The concert scheduled for Saturday has been expected to draw 3,000 to 5,000 people to a remote amphitheater in the desert west of Salt Lake City. It’s organized by the group Utah Business Revival, which has also hosted other protests against business-closure directives aimed at slowing the spread of the virus.

Republican Gov. Gary Herbert has now loosened restrictions to allow nearly all businesses to reopen, but gatherings of more than 50 people are still banned. Organizers found the venue in Tooele County last week, after a backlash pushed them out of their first planned location in Kaysville. 

But Tooele County officials again blocked the event, saying that they wouldn’t have time to issue a permit under normal circumstances, much less during a pandemic. The venue’s largest previous event had 700 people. 

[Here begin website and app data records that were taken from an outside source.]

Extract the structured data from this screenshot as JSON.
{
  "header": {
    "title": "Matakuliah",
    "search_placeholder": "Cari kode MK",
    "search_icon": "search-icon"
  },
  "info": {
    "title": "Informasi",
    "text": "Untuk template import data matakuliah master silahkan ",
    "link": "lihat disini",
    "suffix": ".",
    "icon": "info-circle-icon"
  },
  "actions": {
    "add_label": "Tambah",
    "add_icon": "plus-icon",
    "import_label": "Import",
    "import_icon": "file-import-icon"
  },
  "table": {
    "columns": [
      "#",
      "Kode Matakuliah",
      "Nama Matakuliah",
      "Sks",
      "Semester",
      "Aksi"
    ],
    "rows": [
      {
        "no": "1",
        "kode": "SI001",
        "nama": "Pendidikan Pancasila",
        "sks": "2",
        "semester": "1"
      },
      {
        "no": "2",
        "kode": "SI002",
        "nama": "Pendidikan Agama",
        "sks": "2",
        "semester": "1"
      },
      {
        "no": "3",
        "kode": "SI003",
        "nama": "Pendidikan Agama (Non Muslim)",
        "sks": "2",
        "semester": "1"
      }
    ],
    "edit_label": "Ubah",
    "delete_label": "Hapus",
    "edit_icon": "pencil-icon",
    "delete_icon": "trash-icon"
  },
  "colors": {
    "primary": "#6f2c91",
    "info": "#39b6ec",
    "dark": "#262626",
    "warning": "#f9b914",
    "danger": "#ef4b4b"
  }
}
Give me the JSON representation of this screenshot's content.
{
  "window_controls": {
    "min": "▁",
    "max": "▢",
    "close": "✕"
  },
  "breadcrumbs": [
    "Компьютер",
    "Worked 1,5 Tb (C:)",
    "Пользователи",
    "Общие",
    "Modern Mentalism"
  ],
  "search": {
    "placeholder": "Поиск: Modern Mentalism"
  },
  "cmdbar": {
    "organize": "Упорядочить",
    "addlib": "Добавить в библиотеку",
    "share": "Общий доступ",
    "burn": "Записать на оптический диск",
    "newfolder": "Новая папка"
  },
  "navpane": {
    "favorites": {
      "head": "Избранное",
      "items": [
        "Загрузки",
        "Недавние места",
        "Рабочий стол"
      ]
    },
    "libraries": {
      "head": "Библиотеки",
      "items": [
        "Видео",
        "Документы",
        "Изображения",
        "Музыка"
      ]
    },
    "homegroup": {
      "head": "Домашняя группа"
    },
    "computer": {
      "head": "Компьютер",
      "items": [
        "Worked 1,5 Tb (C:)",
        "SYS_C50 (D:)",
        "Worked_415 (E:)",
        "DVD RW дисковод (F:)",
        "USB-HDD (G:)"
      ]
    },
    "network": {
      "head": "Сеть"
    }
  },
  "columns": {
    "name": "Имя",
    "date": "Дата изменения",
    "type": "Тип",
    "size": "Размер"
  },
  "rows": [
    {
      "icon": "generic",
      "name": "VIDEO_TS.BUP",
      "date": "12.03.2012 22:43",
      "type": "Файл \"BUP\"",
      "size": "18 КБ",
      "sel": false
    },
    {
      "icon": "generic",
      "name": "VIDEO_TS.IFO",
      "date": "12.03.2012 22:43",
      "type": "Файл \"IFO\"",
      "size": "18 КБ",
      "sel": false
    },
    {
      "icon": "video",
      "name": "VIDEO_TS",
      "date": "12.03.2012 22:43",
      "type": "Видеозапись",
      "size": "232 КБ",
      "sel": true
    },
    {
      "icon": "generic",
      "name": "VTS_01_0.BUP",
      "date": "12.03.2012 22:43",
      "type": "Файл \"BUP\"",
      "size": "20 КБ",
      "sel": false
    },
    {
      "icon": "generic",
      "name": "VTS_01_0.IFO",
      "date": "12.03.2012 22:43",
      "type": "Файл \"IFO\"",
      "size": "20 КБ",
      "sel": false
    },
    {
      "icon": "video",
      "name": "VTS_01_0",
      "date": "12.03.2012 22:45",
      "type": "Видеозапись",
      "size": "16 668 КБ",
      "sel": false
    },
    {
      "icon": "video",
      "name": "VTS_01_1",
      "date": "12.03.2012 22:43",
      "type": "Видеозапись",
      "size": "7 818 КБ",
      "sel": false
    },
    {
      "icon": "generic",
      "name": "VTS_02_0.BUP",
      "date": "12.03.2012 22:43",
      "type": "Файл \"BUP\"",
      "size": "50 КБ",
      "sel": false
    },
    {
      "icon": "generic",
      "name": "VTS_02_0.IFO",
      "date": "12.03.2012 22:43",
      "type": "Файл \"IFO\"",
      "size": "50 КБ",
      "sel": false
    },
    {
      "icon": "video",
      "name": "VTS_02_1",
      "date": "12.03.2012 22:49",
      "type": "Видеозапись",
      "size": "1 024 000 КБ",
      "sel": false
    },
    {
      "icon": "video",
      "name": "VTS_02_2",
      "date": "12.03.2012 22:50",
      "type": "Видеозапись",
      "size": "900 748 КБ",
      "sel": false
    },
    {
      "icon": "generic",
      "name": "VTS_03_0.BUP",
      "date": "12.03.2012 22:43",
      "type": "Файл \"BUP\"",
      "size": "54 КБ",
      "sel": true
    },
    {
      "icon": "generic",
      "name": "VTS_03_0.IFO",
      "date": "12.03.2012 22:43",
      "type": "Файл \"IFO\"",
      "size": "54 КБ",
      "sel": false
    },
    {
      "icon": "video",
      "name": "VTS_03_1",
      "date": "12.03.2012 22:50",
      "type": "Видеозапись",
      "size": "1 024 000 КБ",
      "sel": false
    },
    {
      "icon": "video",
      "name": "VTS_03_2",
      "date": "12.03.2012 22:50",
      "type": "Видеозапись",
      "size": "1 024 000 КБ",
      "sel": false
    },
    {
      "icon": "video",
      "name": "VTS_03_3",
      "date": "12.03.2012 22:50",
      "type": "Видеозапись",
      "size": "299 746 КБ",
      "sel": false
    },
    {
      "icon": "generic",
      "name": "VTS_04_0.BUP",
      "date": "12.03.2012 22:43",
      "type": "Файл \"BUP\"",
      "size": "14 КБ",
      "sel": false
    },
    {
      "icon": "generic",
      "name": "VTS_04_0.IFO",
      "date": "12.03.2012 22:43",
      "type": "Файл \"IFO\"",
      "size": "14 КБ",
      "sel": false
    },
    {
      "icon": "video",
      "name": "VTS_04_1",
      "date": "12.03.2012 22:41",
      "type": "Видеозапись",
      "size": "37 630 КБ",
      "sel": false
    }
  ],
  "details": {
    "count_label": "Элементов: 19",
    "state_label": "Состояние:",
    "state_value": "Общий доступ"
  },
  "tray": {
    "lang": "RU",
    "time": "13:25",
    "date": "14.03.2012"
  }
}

“If it was thoroughly vetted, maybe this concert could have happened, but not now, not like this,” said Tooele County Attorney Scott Broadhead. “The people that get sick and spread the virus all over the state, they pay the price.” 

Organizers, though, say they would take precautions by encouraging people to social distance, and providing plenty of hand sanitizer and masks. 

“I don’t want to put the public in jeopardy, but I think an outdoor event with huge potential for social distancing isn’t a risk at all,” said Jason Manning, owner of the Amphitheater at Studio Ranch.

The plans have also included booths from small businesses, many of which have been devastated by the steep economic toll exerted by the crisis, said organizer Eric Moutsos with Utah Business Revival. He had appealed to Gibson to remove a temporary restraining order, promising to shoulder the legal consequences of violating the health rules. 

“We’re not talking here about the end of the world. We’re talking about an outdoor concert event where people choose on their own to attend,” said attorney Paxton Guymon. 

For most people, the new coronavirus causes mild or moderate symptoms, such as fever and cough that clear up in two to three weeks. For some, especially older adults and people with existing health problems, it can cause more severe illness, including pneumonia and death.

More than 100 people have died in Utah, and nearly 9,300 people have tested positive. The number of reported cases increased by 343 on Friday, the largest single-day increase since the epidemic began. That could indicate a trend in localized areas, but could also be explained by testing resuming after a lull during the Memorial Day weekend, said state epidemiologist Angela Dunn.